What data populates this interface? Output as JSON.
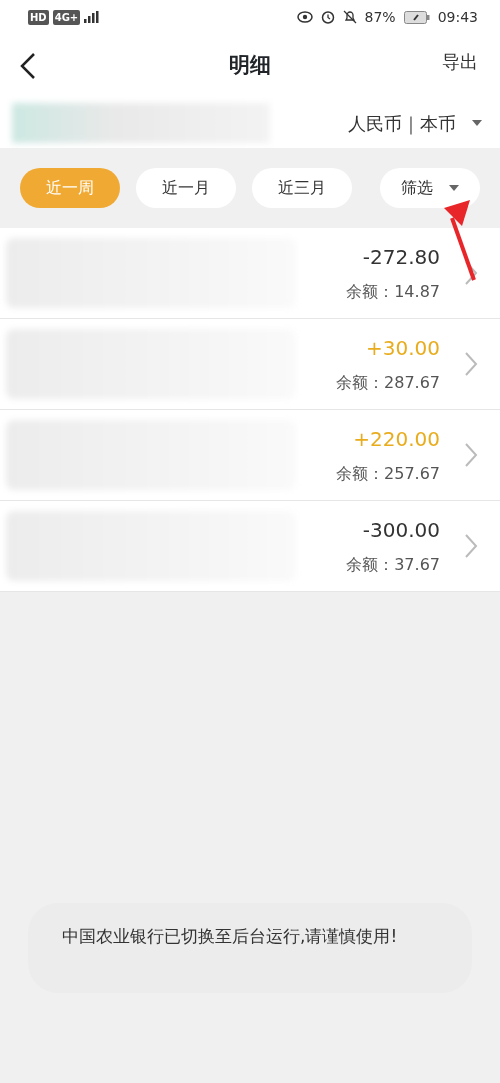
{
  "status_bar": {
    "left_icons": [
      "HD",
      "4G+"
    ],
    "battery": "87%",
    "time": "09:43"
  },
  "header": {
    "title": "明细",
    "action": "导出"
  },
  "account": {
    "currency": "人民币｜本币"
  },
  "filters": [
    {
      "label": "近一周",
      "selected": true
    },
    {
      "label": "近一月",
      "selected": false
    },
    {
      "label": "近三月",
      "selected": false
    }
  ],
  "filter_menu": {
    "label": "筛选"
  },
  "transactions": [
    {
      "amount": "-272.80",
      "kind": "expense",
      "balance": "余额：14.87"
    },
    {
      "amount": "+30.00",
      "kind": "income",
      "balance": "余额：287.67"
    },
    {
      "amount": "+220.00",
      "kind": "income",
      "balance": "余额：257.67"
    },
    {
      "amount": "-300.00",
      "kind": "expense",
      "balance": "余额：37.67"
    }
  ],
  "toast": "中国农业银行已切换至后台运行,请谨慎使用!"
}
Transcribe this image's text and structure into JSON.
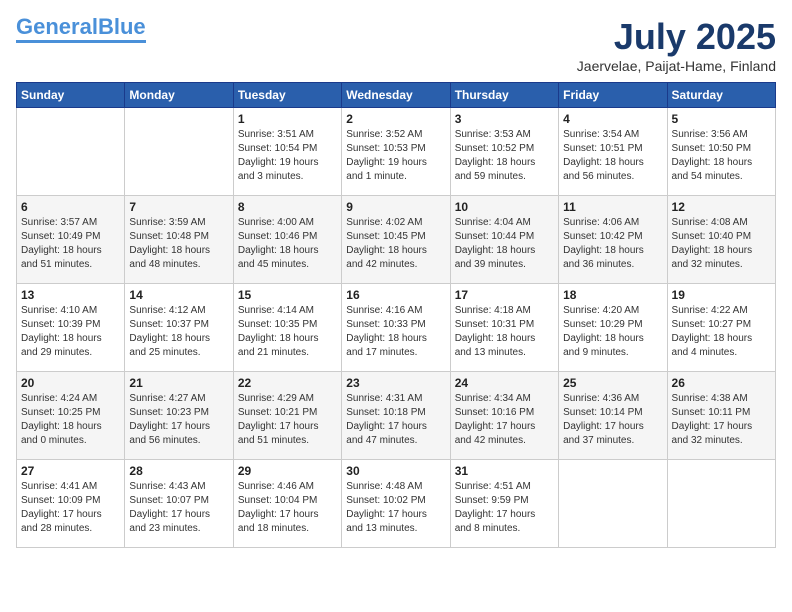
{
  "logo": {
    "part1": "General",
    "part2": "Blue"
  },
  "title": "July 2025",
  "subtitle": "Jaervelae, Paijat-Hame, Finland",
  "days_of_week": [
    "Sunday",
    "Monday",
    "Tuesday",
    "Wednesday",
    "Thursday",
    "Friday",
    "Saturday"
  ],
  "weeks": [
    [
      {
        "day": "",
        "info": ""
      },
      {
        "day": "",
        "info": ""
      },
      {
        "day": "1",
        "info": "Sunrise: 3:51 AM\nSunset: 10:54 PM\nDaylight: 19 hours\nand 3 minutes."
      },
      {
        "day": "2",
        "info": "Sunrise: 3:52 AM\nSunset: 10:53 PM\nDaylight: 19 hours\nand 1 minute."
      },
      {
        "day": "3",
        "info": "Sunrise: 3:53 AM\nSunset: 10:52 PM\nDaylight: 18 hours\nand 59 minutes."
      },
      {
        "day": "4",
        "info": "Sunrise: 3:54 AM\nSunset: 10:51 PM\nDaylight: 18 hours\nand 56 minutes."
      },
      {
        "day": "5",
        "info": "Sunrise: 3:56 AM\nSunset: 10:50 PM\nDaylight: 18 hours\nand 54 minutes."
      }
    ],
    [
      {
        "day": "6",
        "info": "Sunrise: 3:57 AM\nSunset: 10:49 PM\nDaylight: 18 hours\nand 51 minutes."
      },
      {
        "day": "7",
        "info": "Sunrise: 3:59 AM\nSunset: 10:48 PM\nDaylight: 18 hours\nand 48 minutes."
      },
      {
        "day": "8",
        "info": "Sunrise: 4:00 AM\nSunset: 10:46 PM\nDaylight: 18 hours\nand 45 minutes."
      },
      {
        "day": "9",
        "info": "Sunrise: 4:02 AM\nSunset: 10:45 PM\nDaylight: 18 hours\nand 42 minutes."
      },
      {
        "day": "10",
        "info": "Sunrise: 4:04 AM\nSunset: 10:44 PM\nDaylight: 18 hours\nand 39 minutes."
      },
      {
        "day": "11",
        "info": "Sunrise: 4:06 AM\nSunset: 10:42 PM\nDaylight: 18 hours\nand 36 minutes."
      },
      {
        "day": "12",
        "info": "Sunrise: 4:08 AM\nSunset: 10:40 PM\nDaylight: 18 hours\nand 32 minutes."
      }
    ],
    [
      {
        "day": "13",
        "info": "Sunrise: 4:10 AM\nSunset: 10:39 PM\nDaylight: 18 hours\nand 29 minutes."
      },
      {
        "day": "14",
        "info": "Sunrise: 4:12 AM\nSunset: 10:37 PM\nDaylight: 18 hours\nand 25 minutes."
      },
      {
        "day": "15",
        "info": "Sunrise: 4:14 AM\nSunset: 10:35 PM\nDaylight: 18 hours\nand 21 minutes."
      },
      {
        "day": "16",
        "info": "Sunrise: 4:16 AM\nSunset: 10:33 PM\nDaylight: 18 hours\nand 17 minutes."
      },
      {
        "day": "17",
        "info": "Sunrise: 4:18 AM\nSunset: 10:31 PM\nDaylight: 18 hours\nand 13 minutes."
      },
      {
        "day": "18",
        "info": "Sunrise: 4:20 AM\nSunset: 10:29 PM\nDaylight: 18 hours\nand 9 minutes."
      },
      {
        "day": "19",
        "info": "Sunrise: 4:22 AM\nSunset: 10:27 PM\nDaylight: 18 hours\nand 4 minutes."
      }
    ],
    [
      {
        "day": "20",
        "info": "Sunrise: 4:24 AM\nSunset: 10:25 PM\nDaylight: 18 hours\nand 0 minutes."
      },
      {
        "day": "21",
        "info": "Sunrise: 4:27 AM\nSunset: 10:23 PM\nDaylight: 17 hours\nand 56 minutes."
      },
      {
        "day": "22",
        "info": "Sunrise: 4:29 AM\nSunset: 10:21 PM\nDaylight: 17 hours\nand 51 minutes."
      },
      {
        "day": "23",
        "info": "Sunrise: 4:31 AM\nSunset: 10:18 PM\nDaylight: 17 hours\nand 47 minutes."
      },
      {
        "day": "24",
        "info": "Sunrise: 4:34 AM\nSunset: 10:16 PM\nDaylight: 17 hours\nand 42 minutes."
      },
      {
        "day": "25",
        "info": "Sunrise: 4:36 AM\nSunset: 10:14 PM\nDaylight: 17 hours\nand 37 minutes."
      },
      {
        "day": "26",
        "info": "Sunrise: 4:38 AM\nSunset: 10:11 PM\nDaylight: 17 hours\nand 32 minutes."
      }
    ],
    [
      {
        "day": "27",
        "info": "Sunrise: 4:41 AM\nSunset: 10:09 PM\nDaylight: 17 hours\nand 28 minutes."
      },
      {
        "day": "28",
        "info": "Sunrise: 4:43 AM\nSunset: 10:07 PM\nDaylight: 17 hours\nand 23 minutes."
      },
      {
        "day": "29",
        "info": "Sunrise: 4:46 AM\nSunset: 10:04 PM\nDaylight: 17 hours\nand 18 minutes."
      },
      {
        "day": "30",
        "info": "Sunrise: 4:48 AM\nSunset: 10:02 PM\nDaylight: 17 hours\nand 13 minutes."
      },
      {
        "day": "31",
        "info": "Sunrise: 4:51 AM\nSunset: 9:59 PM\nDaylight: 17 hours\nand 8 minutes."
      },
      {
        "day": "",
        "info": ""
      },
      {
        "day": "",
        "info": ""
      }
    ]
  ]
}
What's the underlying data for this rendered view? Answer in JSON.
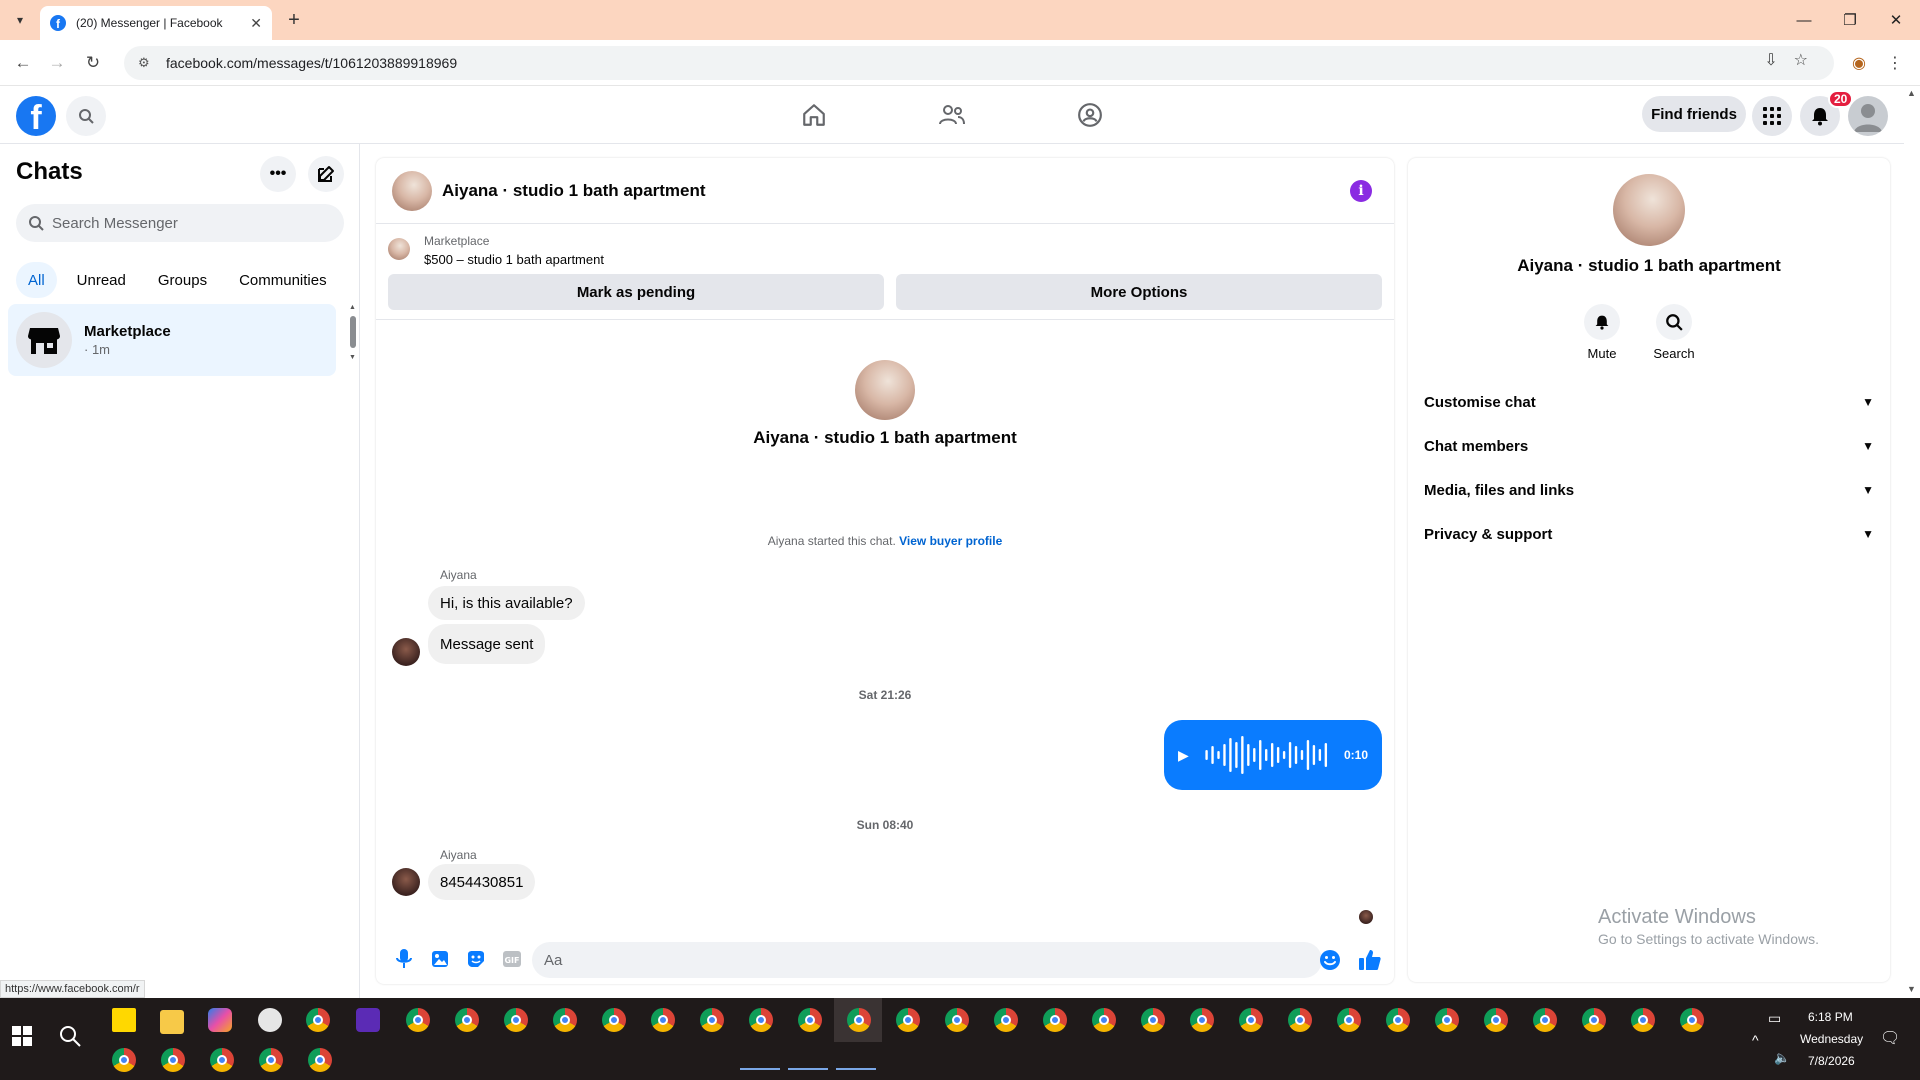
{
  "browser": {
    "tab_title": "(20) Messenger | Facebook",
    "url": "facebook.com/messages/t/1061203889918969",
    "status_url": "https://www.facebook.com/r"
  },
  "header": {
    "find_friends": "Find friends",
    "notification_count": "20"
  },
  "sidebar": {
    "title": "Chats",
    "search_placeholder": "Search Messenger",
    "filters": [
      "All",
      "Unread",
      "Groups",
      "Communities"
    ],
    "chats": [
      {
        "name": "Marketplace",
        "time": "· 1m"
      }
    ]
  },
  "conversation": {
    "title": "Aiyana · studio 1 bath apartment",
    "marketplace_label": "Marketplace",
    "listing": "$500 – studio 1 bath apartment",
    "mark_pending": "Mark as pending",
    "more_options": "More Options",
    "intro_name": "Aiyana · studio 1 bath apartment",
    "started_text": "Aiyana started this chat.",
    "view_buyer": "View buyer profile",
    "messages": [
      {
        "sender": "Aiyana",
        "text": "Hi, is this available?"
      },
      {
        "text": "Message sent"
      }
    ],
    "time_1": "Sat 21:26",
    "voice_duration": "0:10",
    "time_2": "Sun 08:40",
    "message_3_sender": "Aiyana",
    "message_3_text": "8454430851",
    "composer_placeholder": "Aa"
  },
  "info_panel": {
    "name": "Aiyana · studio 1 bath apartment",
    "mute_label": "Mute",
    "search_label": "Search",
    "rows": [
      "Customise chat",
      "Chat members",
      "Media, files and links",
      "Privacy & support"
    ]
  },
  "watermark": {
    "line1": "Activate Windows",
    "line2": "Go to Settings to activate Windows."
  },
  "taskbar": {
    "time": "6:18 PM",
    "day": "Wednesday",
    "date": "7/8/2026"
  },
  "colors": {
    "fb_blue": "#1877f2",
    "messenger_blue": "#0a7cff",
    "badge_red": "#e41e3f"
  }
}
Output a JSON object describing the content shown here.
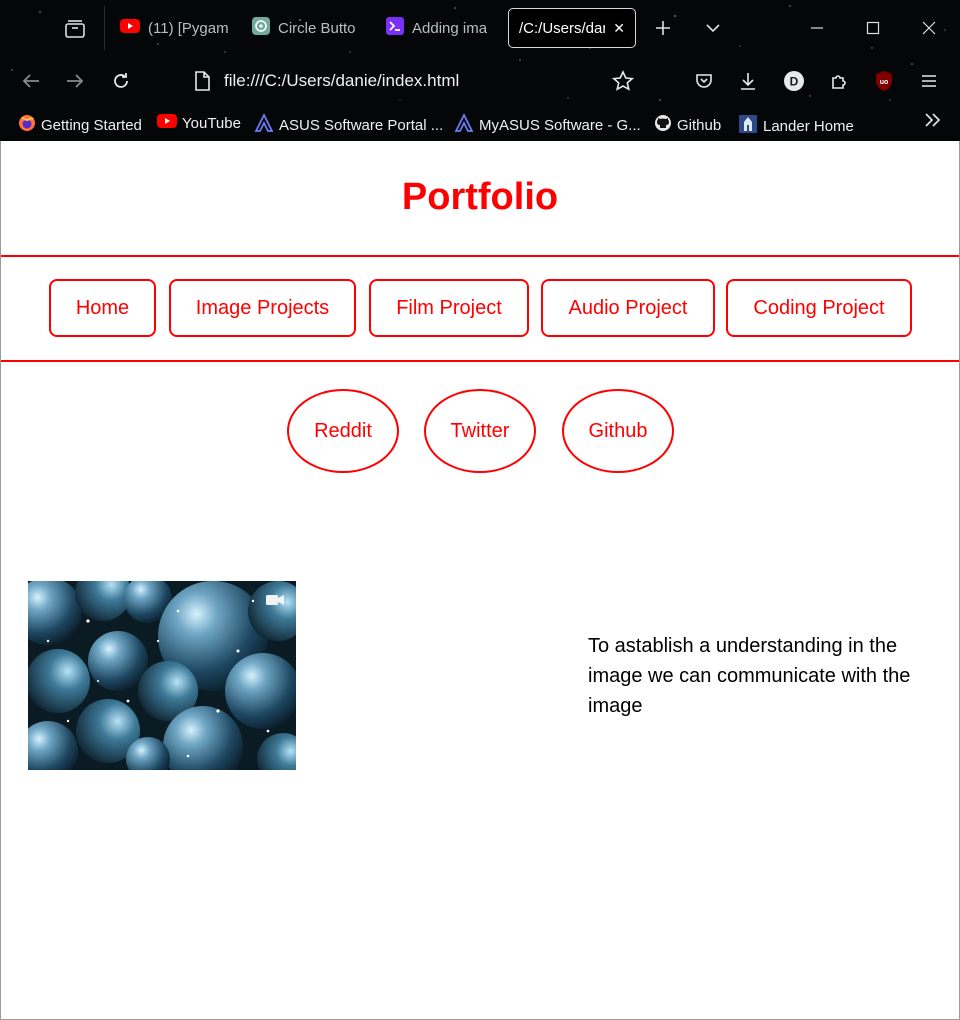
{
  "browser": {
    "tabs": [
      {
        "title": "(11) [Pygam",
        "icon": "youtube-icon",
        "active": false
      },
      {
        "title": "Circle Butto",
        "icon": "chatgpt-icon",
        "active": false
      },
      {
        "title": "Adding ima",
        "icon": "terminal-icon",
        "active": false
      },
      {
        "title": "/C:/Users/dan",
        "icon": "",
        "active": true
      }
    ],
    "url": "file:///C:/Users/danie/index.html",
    "profile_initial": "D",
    "bookmarks": [
      {
        "label": "Getting Started",
        "icon": "firefox-icon"
      },
      {
        "label": "YouTube",
        "icon": "youtube-icon"
      },
      {
        "label": "ASUS Software Portal ...",
        "icon": "asus-icon"
      },
      {
        "label": "MyASUS Software - G...",
        "icon": "asus-icon"
      },
      {
        "label": "Github",
        "icon": "github-icon"
      },
      {
        "label": "Lander Home",
        "icon": "lander-icon"
      }
    ]
  },
  "page": {
    "title": "Portfolio",
    "nav": [
      "Home",
      "Image Projects",
      "Film Project",
      "Audio Project",
      "Coding Project"
    ],
    "social": [
      "Reddit",
      "Twitter",
      "Github"
    ],
    "description": "To astablish a understanding in the image we can communicate with the image",
    "accent_color": "#ff0000"
  }
}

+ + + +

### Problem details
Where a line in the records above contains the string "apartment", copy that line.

### Response
    "title": "Aiyana · studio 1 bath apartment",
    "listing": "$500 – studio 1 bath apartment",
    "intro_name": "Aiyana · studio 1 bath apartment",
    "name": "Aiyana · studio 1 bath apartment",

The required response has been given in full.